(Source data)
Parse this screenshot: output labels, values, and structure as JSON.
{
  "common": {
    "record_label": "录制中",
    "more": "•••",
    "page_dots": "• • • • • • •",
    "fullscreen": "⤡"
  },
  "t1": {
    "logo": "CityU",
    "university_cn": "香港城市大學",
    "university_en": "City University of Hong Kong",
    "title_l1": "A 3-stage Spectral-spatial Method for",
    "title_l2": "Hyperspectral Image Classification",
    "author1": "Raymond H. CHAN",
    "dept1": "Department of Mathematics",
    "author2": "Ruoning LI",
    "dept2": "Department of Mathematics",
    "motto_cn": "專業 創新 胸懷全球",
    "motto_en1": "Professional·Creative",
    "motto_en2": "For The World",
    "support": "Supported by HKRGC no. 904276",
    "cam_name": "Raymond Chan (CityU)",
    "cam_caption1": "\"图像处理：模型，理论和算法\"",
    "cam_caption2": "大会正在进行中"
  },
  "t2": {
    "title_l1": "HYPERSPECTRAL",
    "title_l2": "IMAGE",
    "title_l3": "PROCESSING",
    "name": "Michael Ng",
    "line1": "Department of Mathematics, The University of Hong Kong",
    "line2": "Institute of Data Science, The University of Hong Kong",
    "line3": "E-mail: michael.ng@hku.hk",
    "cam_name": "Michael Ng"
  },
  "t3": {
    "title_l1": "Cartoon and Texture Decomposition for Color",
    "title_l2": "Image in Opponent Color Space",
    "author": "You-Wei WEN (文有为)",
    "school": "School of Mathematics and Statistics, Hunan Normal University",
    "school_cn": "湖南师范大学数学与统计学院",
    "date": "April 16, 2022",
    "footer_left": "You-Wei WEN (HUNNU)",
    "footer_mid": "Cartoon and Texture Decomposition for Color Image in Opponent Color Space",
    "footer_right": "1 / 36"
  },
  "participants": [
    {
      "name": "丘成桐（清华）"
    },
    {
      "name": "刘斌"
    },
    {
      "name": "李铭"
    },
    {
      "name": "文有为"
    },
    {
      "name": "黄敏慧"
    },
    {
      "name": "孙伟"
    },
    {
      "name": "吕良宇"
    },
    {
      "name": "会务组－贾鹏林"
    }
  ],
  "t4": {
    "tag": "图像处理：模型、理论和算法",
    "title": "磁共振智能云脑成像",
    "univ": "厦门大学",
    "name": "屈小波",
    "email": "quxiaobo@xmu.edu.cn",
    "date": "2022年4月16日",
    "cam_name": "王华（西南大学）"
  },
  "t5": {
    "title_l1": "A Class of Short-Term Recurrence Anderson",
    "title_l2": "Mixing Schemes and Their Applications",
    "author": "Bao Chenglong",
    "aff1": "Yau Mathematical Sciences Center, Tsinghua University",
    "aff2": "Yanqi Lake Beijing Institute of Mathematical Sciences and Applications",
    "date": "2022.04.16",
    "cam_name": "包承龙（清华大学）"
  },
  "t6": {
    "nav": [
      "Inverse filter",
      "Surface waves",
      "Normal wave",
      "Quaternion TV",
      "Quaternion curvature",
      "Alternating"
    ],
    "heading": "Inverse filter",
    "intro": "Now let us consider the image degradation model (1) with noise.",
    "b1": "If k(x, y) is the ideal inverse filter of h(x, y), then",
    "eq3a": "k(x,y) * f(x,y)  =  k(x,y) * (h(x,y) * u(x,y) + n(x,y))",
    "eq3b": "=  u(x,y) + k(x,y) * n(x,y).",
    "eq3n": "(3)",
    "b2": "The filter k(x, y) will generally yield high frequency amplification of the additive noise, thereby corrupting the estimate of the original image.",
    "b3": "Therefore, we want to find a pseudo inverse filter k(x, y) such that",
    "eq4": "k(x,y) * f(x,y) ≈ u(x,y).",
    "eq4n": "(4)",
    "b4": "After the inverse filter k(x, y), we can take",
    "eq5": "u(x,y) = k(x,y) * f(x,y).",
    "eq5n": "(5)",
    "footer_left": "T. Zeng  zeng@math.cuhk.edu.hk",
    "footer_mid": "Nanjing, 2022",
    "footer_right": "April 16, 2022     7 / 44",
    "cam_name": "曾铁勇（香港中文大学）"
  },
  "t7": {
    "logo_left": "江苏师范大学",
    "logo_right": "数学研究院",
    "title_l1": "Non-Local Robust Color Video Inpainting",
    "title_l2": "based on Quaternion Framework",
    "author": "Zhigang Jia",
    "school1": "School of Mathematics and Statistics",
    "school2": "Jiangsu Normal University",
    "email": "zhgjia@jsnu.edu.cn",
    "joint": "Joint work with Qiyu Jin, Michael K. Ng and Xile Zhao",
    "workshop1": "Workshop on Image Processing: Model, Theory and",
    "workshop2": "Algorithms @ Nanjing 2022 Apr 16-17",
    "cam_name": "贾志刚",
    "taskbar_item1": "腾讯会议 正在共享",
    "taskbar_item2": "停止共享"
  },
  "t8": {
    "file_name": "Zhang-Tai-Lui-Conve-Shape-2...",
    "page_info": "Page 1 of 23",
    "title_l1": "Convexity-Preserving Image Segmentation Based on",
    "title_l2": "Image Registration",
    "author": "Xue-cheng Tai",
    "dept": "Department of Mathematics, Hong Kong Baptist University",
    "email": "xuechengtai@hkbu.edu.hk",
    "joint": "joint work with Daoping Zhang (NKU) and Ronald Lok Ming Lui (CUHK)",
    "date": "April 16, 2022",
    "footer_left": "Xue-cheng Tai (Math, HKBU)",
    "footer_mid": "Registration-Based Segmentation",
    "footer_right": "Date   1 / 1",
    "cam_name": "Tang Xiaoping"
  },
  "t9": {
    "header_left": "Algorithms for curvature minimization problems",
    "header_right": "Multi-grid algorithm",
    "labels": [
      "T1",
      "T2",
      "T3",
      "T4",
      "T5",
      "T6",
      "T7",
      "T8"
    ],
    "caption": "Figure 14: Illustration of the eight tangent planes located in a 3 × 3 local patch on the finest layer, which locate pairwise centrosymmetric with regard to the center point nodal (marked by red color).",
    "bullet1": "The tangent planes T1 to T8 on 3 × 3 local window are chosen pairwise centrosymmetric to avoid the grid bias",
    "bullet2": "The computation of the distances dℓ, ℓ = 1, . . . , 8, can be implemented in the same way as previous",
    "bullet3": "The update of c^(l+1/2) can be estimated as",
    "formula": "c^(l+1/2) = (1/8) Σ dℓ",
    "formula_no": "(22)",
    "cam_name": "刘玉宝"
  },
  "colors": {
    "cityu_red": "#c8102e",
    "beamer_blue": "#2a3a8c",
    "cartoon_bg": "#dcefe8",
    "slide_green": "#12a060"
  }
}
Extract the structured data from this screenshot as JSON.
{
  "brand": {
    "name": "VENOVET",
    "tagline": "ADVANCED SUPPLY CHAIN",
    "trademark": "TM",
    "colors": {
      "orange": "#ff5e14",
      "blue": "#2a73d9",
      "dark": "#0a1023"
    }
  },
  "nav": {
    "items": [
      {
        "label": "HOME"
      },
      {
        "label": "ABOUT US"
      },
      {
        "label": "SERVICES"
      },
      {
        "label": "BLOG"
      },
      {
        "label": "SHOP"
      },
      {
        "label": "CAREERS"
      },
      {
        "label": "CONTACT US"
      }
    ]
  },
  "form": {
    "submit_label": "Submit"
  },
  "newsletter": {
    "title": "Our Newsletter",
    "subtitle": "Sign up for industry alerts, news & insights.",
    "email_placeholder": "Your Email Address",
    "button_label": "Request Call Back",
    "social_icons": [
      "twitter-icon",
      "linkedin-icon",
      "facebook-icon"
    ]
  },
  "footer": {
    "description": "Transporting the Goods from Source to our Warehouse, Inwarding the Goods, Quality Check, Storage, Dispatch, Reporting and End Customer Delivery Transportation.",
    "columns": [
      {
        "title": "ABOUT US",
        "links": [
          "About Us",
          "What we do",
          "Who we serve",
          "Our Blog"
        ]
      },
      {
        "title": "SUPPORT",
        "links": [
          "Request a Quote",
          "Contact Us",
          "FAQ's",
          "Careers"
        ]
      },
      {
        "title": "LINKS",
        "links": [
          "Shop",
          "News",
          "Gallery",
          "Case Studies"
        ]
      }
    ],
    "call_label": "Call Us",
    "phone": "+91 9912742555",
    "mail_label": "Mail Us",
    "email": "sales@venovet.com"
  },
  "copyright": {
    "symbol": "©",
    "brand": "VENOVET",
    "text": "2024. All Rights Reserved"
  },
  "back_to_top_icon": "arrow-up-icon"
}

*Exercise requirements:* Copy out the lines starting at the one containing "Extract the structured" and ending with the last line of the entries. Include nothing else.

*Answer box:*
Extract the structured data from this screenshot as JSON.
{
  "brand": {
    "name": "VENOVET",
    "tagline": "ADVANCED SUPPLY CHAIN",
    "trademark": "TM",
    "colors": {
      "orange": "#ff5e14",
      "blue": "#2a73d9",
      "dark": "#0a1023"
    }
  },
  "nav": {
    "items": [
      {
        "label": "HOME"
      },
      {
        "label": "ABOUT US"
      },
      {
        "label": "SERVICES"
      },
      {
        "label": "BLOG"
      },
      {
        "label": "SHOP"
      },
      {
        "label": "CAREERS"
      },
      {
        "label": "CONTACT US"
      }
    ]
  },
  "form": {
    "submit_label": "Submit"
  },
  "newsletter": {
    "title": "Our Newsletter",
    "subtitle": "Sign up for industry alerts, news & insights.",
    "email_placeholder": "Your Email Address",
    "button_label": "Request Call Back",
    "social_icons": [
      "twitter-icon",
      "linkedin-icon",
      "facebook-icon"
    ]
  },
  "footer": {
    "description": "Transporting the Goods from Source to our Warehouse, Inwarding the Goods, Quality Check, Storage, Dispatch, Reporting and End Customer Delivery Transportation.",
    "columns": [
      {
        "title": "ABOUT US",
        "links": [
          "About Us",
          "What we do",
          "Who we serve",
          "Our Blog"
        ]
      },
      {
        "title": "SUPPORT",
        "links": [
          "Request a Quote",
          "Contact Us",
          "FAQ's",
          "Careers"
        ]
      },
      {
        "title": "LINKS",
        "links": [
          "Shop",
          "News",
          "Gallery",
          "Case Studies"
        ]
      }
    ],
    "call_label": "Call Us",
    "phone": "+91 9912742555",
    "mail_label": "Mail Us",
    "email": "sales@venovet.com"
  },
  "copyright": {
    "symbol": "©",
    "brand": "VENOVET",
    "text": "2024. All Rights Reserved"
  },
  "back_to_top_icon": "arrow-up-icon"
}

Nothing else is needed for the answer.